The 29-year-old faculty member placed 12th in the Boston Marathon last spring and 10th the year before. Hailing from Ohio, Leon may have been allergic to grass, but he never would have known how severe his allergies were until he came to Eugene.

“It’s an extreme inconvenience,” he said. “Eugene, and Oregon in general, is a great place to train. That’s why you have so many distance runners here. But for me, there’s about a month every year where it’s pretty bad. It totally impacts the way that I train.”

The vortex of allergens relegates Leon to the treadmill during peak allergy season, which falls around the last week of May and Memorial Day. This affects his entire performance, until the pollen count starts to wane.

“During those weeks, I have to slow my paces down and take longer breaks because I get all that crap built up in my lungs,” Leon said. “I told my coach I feel like I only have one lung, like I’m breathing through a giant straw. Or a chain smoker, or running at altitude.”

Judy Moran, a registered nurse at Oak Street Medical and research coordinator for its Allergy and Asthma Research Group, said allergy problems for athletes happen every year.

“We see athletes kind of get caught off guard and the patient or coach will call us for an emergency before their event,” Moran said. “It stands to reason that if it’s your first day in Willamette Valley and you spend all day outside, by the time you get home you’ll be miserable.”

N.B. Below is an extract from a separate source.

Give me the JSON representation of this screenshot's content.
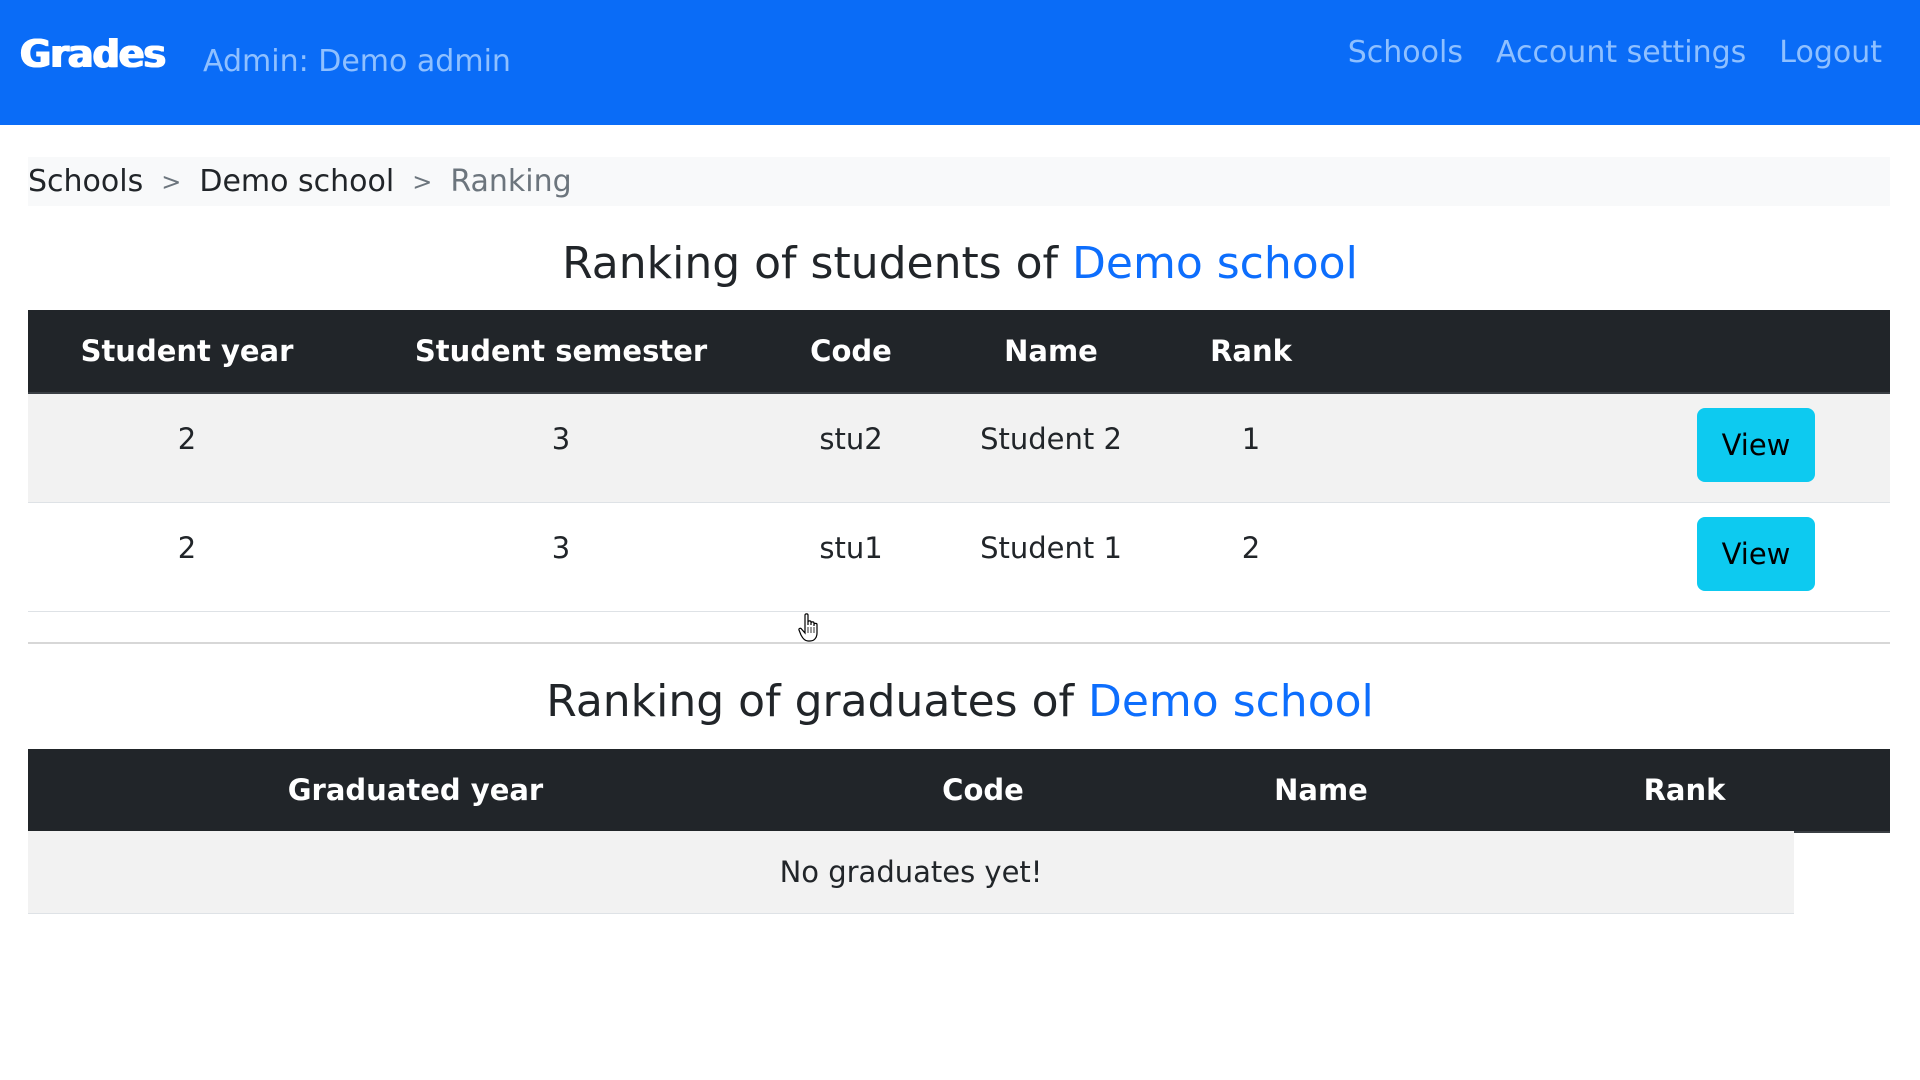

The implications for track and field athletes is obvious. It’s especially problematic for distance runners. The Prefontaine Classic in early June saw runners training while wearing masks to block the particles. Once, Galen Rupp’s coach, Alberto Salazar, withdrew the ex-UO star from the Pre Classic in 2011 because of pollen spikes.

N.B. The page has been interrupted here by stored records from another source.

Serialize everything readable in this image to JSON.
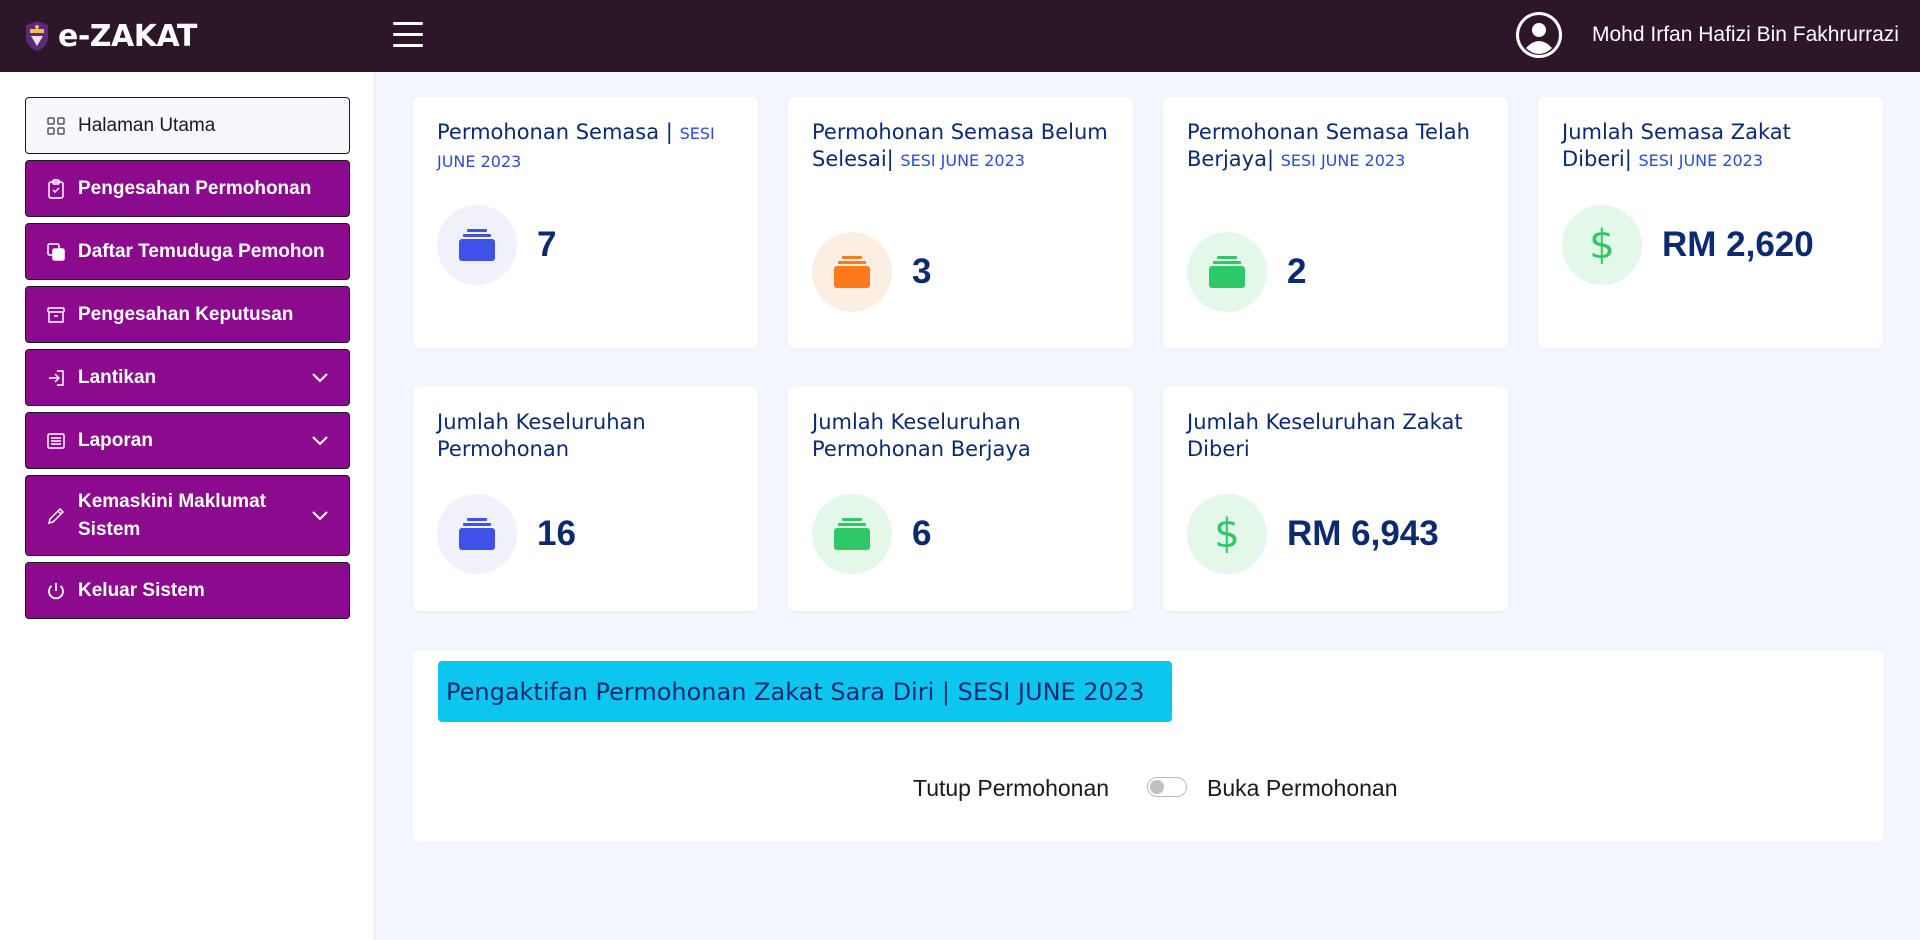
{
  "app": {
    "brand": "e-ZAKAT",
    "logo_icon": "university-crest-logo"
  },
  "header": {
    "menu_icon": "hamburger-icon",
    "user_icon": "user-avatar-icon",
    "user_name": "Mohd Irfan Hafizi Bin Fakhrurrazi"
  },
  "sidebar": {
    "items": [
      {
        "label": "Halaman Utama",
        "icon": "dashboard-grid-icon",
        "style": "active",
        "has_dropdown": false
      },
      {
        "label": "Pengesahan Permohonan",
        "icon": "clipboard-check-icon",
        "style": "purple",
        "has_dropdown": false
      },
      {
        "label": "Daftar Temuduga Pemohon",
        "icon": "copy-icon",
        "style": "purple",
        "has_dropdown": false
      },
      {
        "label": "Pengesahan Keputusan",
        "icon": "archive-icon",
        "style": "purple",
        "has_dropdown": false
      },
      {
        "label": "Lantikan",
        "icon": "login-icon",
        "style": "purple",
        "has_dropdown": true
      },
      {
        "label": "Laporan",
        "icon": "list-icon",
        "style": "purple",
        "has_dropdown": true
      },
      {
        "label": "Kemaskini Maklumat Sistem",
        "icon": "pencil-icon",
        "style": "purple",
        "has_dropdown": true
      },
      {
        "label": "Keluar Sistem",
        "icon": "power-icon",
        "style": "purple",
        "has_dropdown": false
      }
    ]
  },
  "cards": [
    {
      "title": "Permohonan Semasa |",
      "sesi": "SESI JUNE 2023",
      "value": "7",
      "icon": "inbox-stack-icon",
      "icon_color": "#3f51e8"
    },
    {
      "title": "Permohonan Semasa Belum Selesai|",
      "sesi": "SESI JUNE 2023",
      "value": "3",
      "icon": "inbox-stack-icon",
      "icon_color": "#fd7a1c"
    },
    {
      "title": "Permohonan Semasa Telah Berjaya|",
      "sesi": "SESI JUNE 2023",
      "value": "2",
      "icon": "inbox-stack-icon",
      "icon_color": "#2ec867"
    },
    {
      "title": "Jumlah Semasa Zakat Diberi|",
      "sesi": "SESI JUNE 2023",
      "value": "RM 2,620",
      "icon": "dollar-icon",
      "icon_color": "#2ec867"
    },
    {
      "title": "Jumlah Keseluruhan Permohonan",
      "sesi": "",
      "value": "16",
      "icon": "inbox-stack-icon",
      "icon_color": "#3f51e8"
    },
    {
      "title": "Jumlah Keseluruhan Permohonan Berjaya",
      "sesi": "",
      "value": "6",
      "icon": "inbox-stack-icon",
      "icon_color": "#2ec867"
    },
    {
      "title": "Jumlah Keseluruhan Zakat Diberi",
      "sesi": "",
      "value": "RM 6,943",
      "icon": "dollar-icon",
      "icon_color": "#2ec867"
    }
  ],
  "activation": {
    "banner": "Pengaktifan Permohonan Zakat Sara Diri | SESI JUNE 2023",
    "label_off": "Tutup Permohonan",
    "label_on": "Buka Permohonan",
    "toggle_on": false
  },
  "colors": {
    "topbar": "#2c1627",
    "sidebar_accent": "#8b0a8e",
    "banner": "#0dc6ef",
    "text_primary": "#0b2a6f"
  }
}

The Allergy and Asthma Research Group says that the cascade of pollen is a perennial miasma, returning with the dry season. The pollen collects until it’s windswept to neighboring towns on the valley floor. It is one of the reasons a lot of track and field athletes have checked into hotels on the coast and only come to town when necessary.

“Like last year, this was kind of an early season, starting at the last week of May,” Moran said. “Grass pollen is definitely the biggest problem. Memorial Day to the Fourth of July is definitely the biggest time too, but it can vary.”

Moran’s Allergy and Asthma Research Group regularly updates pollen counts on Oak Street’s website. The counts calculate pollen grains per cubic meter. Pollen levels have dropped since the Prefontaine Classic, when it was at its worst all year. Then, the count hovered around 460 — essentially off the charts, which is past a normal count of 200.

Recent downpours have also beat the pollen back into the dirt, stifling hay fever symptoms. However, Moran says the rain can cause bigger problems for those with allergic asthma. Microparticles shrink even more and bypass nasal filters and creep into the lungs.

“In other words, the rain breaks up the pollen particles so they get down into the airways and those reactions get more intense,” Moran says.

As for the upcoming events, the worst has likely passed. Moran is confident that the pollen will remain around normal levels and coaches know how to prepare. Still, it’s a factor to consider in Track Town if you’re susceptible.

“If you’re gearing up your whole season for the NCAA championships and you’re affected by the grass pollen, I really feel for that,” Leon said. “In Eugene, it’s so extreme that it just knocks you on your butt.”



  • Prototoast

    “This week, athletes from around the globe will descend on Eugene for the United States Track and Field Championships.”

    This would be the USATF *JUNIOR* Championships, and characterizing the participants in a national championship as being “from around the globe” is silly and misleading.

    • Victor Flores

      Thank you for pointing out out error. That’s been fixed.